◆ TASK ITEM ◆
Reprint every line of the data, keeping each character intact.

Data records for software interfaces
━━━━━━━━
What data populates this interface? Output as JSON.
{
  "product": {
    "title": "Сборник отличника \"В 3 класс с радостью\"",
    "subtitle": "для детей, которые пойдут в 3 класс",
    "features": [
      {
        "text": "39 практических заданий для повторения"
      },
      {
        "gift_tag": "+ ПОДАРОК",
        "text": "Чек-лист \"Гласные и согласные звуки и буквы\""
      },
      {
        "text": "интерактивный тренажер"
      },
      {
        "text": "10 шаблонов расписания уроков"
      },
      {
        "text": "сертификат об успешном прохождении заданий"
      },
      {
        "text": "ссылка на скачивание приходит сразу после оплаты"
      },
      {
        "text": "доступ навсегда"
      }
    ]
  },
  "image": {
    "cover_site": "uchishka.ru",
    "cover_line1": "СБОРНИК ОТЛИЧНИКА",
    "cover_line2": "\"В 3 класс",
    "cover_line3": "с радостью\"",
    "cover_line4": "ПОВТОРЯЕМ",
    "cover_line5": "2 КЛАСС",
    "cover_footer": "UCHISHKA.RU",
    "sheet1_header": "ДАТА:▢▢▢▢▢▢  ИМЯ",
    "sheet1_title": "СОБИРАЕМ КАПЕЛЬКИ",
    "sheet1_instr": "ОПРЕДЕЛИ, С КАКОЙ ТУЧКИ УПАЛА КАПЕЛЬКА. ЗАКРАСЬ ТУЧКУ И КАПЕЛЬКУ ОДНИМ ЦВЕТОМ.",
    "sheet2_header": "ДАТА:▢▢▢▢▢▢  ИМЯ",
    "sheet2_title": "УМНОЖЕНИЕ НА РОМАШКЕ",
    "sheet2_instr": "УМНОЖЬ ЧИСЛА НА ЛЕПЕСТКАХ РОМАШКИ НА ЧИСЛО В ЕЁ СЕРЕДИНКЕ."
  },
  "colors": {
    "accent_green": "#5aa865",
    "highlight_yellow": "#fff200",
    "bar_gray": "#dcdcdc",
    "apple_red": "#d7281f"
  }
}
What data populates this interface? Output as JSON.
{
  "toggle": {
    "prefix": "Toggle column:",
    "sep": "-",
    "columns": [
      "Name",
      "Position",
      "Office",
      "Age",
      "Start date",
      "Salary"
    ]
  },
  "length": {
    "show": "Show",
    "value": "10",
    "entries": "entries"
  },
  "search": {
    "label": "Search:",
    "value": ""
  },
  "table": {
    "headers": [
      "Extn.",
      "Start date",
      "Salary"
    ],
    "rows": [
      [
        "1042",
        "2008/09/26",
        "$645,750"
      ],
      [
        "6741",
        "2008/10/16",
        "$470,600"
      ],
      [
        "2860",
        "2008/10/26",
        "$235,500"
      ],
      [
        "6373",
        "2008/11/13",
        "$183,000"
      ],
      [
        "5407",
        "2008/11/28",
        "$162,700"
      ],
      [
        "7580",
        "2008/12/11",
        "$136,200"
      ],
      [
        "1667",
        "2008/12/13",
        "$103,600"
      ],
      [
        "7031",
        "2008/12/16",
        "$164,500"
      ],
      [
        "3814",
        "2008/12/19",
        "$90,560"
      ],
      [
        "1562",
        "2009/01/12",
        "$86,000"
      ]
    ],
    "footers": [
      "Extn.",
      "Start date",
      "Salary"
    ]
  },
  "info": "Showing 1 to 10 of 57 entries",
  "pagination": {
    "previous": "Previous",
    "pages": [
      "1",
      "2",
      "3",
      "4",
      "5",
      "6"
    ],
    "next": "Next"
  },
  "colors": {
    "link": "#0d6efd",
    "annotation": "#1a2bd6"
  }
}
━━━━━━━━
◆ SOLVED EXERCISE ◆
What data populates this interface? Output as JSON.
{
  "product": {
    "title": "Сборник отличника \"В 3 класс с радостью\"",
    "subtitle": "для детей, которые пойдут в 3 класс",
    "features": [
      {
        "text": "39 практических заданий для повторения"
      },
      {
        "gift_tag": "+ ПОДАРОК",
        "text": "Чек-лист \"Гласные и согласные звуки и буквы\""
      },
      {
        "text": "интерактивный тренажер"
      },
      {
        "text": "10 шаблонов расписания уроков"
      },
      {
        "text": "сертификат об успешном прохождении заданий"
      },
      {
        "text": "ссылка на скачивание приходит сразу после оплаты"
      },
      {
        "text": "доступ навсегда"
      }
    ]
  },
  "image": {
    "cover_site": "uchishka.ru",
    "cover_line1": "СБОРНИК ОТЛИЧНИКА",
    "cover_line2": "\"В 3 класс",
    "cover_line3": "с радостью\"",
    "cover_line4": "ПОВТОРЯЕМ",
    "cover_line5": "2 КЛАСС",
    "cover_footer": "UCHISHKA.RU",
    "sheet1_header": "ДАТА:▢▢▢▢▢▢  ИМЯ",
    "sheet1_title": "СОБИРАЕМ КАПЕЛЬКИ",
    "sheet1_instr": "ОПРЕДЕЛИ, С КАКОЙ ТУЧКИ УПАЛА КАПЕЛЬКА. ЗАКРАСЬ ТУЧКУ И КАПЕЛЬКУ ОДНИМ ЦВЕТОМ.",
    "sheet2_header": "ДАТА:▢▢▢▢▢▢  ИМЯ",
    "sheet2_title": "УМНОЖЕНИЕ НА РОМАШКЕ",
    "sheet2_instr": "УМНОЖЬ ЧИСЛА НА ЛЕПЕСТКАХ РОМАШКИ НА ЧИСЛО В ЕЁ СЕРЕДИНКЕ."
  },
  "colors": {
    "accent_green": "#5aa865",
    "highlight_yellow": "#fff200",
    "bar_gray": "#dcdcdc",
    "apple_red": "#d7281f"
  }
}
What data populates this interface? Output as JSON.
{
  "toggle": {
    "prefix": "Toggle column:",
    "sep": "-",
    "columns": [
      "Name",
      "Position",
      "Office",
      "Age",
      "Start date",
      "Salary"
    ]
  },
  "length": {
    "show": "Show",
    "value": "10",
    "entries": "entries"
  },
  "search": {
    "label": "Search:",
    "value": ""
  },
  "table": {
    "headers": [
      "Extn.",
      "Start date",
      "Salary"
    ],
    "rows": [
      [
        "1042",
        "2008/09/26",
        "$645,750"
      ],
      [
        "6741",
        "2008/10/16",
        "$470,600"
      ],
      [
        "2860",
        "2008/10/26",
        "$235,500"
      ],
      [
        "6373",
        "2008/11/13",
        "$183,000"
      ],
      [
        "5407",
        "2008/11/28",
        "$162,700"
      ],
      [
        "7580",
        "2008/12/11",
        "$136,200"
      ],
      [
        "1667",
        "2008/12/13",
        "$103,600"
      ],
      [
        "7031",
        "2008/12/16",
        "$164,500"
      ],
      [
        "3814",
        "2008/12/19",
        "$90,560"
      ],
      [
        "1562",
        "2009/01/12",
        "$86,000"
      ]
    ],
    "footers": [
      "Extn.",
      "Start date",
      "Salary"
    ]
  },
  "info": "Showing 1 to 10 of 57 entries",
  "pagination": {
    "previous": "Previous",
    "pages": [
      "1",
      "2",
      "3",
      "4",
      "5",
      "6"
    ],
    "next": "Next"
  },
  "colors": {
    "link": "#0d6efd",
    "annotation": "#1a2bd6"
  }
}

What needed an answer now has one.